The British Right’s Favorite Sex Offender

The British Right’s Favorite Sex Offender

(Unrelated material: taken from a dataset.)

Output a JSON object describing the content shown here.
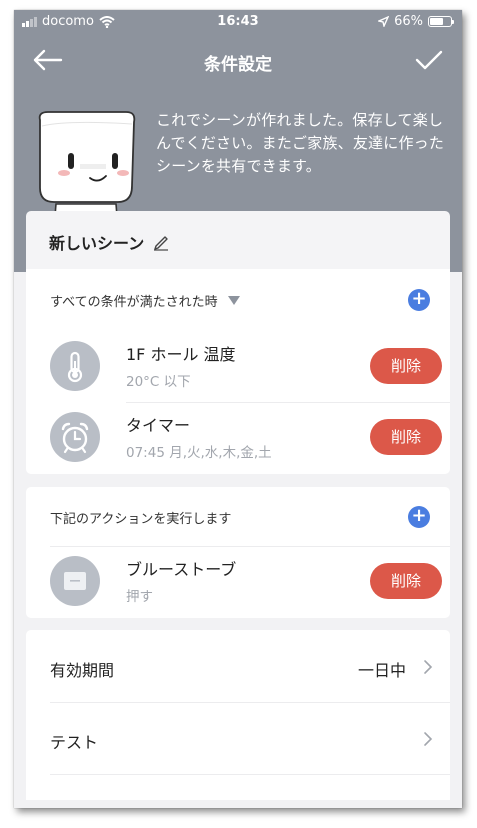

[ad_1] In October 2017, a week after The New York Times published testimony from eight women accusing the Hollywood producer Harvey Weinstein of sex offenses, one of Weinstein’s old friends published an article defending him. “I smell a rat when it comes to Harvey Weinstein,” the writer Panagiotis “Taki” Theodoracopulos declared in the British magazine The Spectator. “Harvey’s a committed lefty, Hillary’s pal, and he thinks that the Germans were all bad 70 years ago (he’s totally and catastrophically wrong on all counts). But I really like him.” The column was classic Taki: provocative, arrogant, and self-incriminatory. (The writer, who is universally known by his nickname, was once described by The Spectator’s former owner as having views “almost worthy of Goebbels.”) “In Harvey’s case, there is a lot to hang him with, and now that it’s out in the open, they are all creeping out of the woodwork,” he wrote. “Even an ugly waitress has suddenly recalled that she served the ‘pig’ while he hit on women.” Read: ‘Alleged’ no longer Reading these words, the …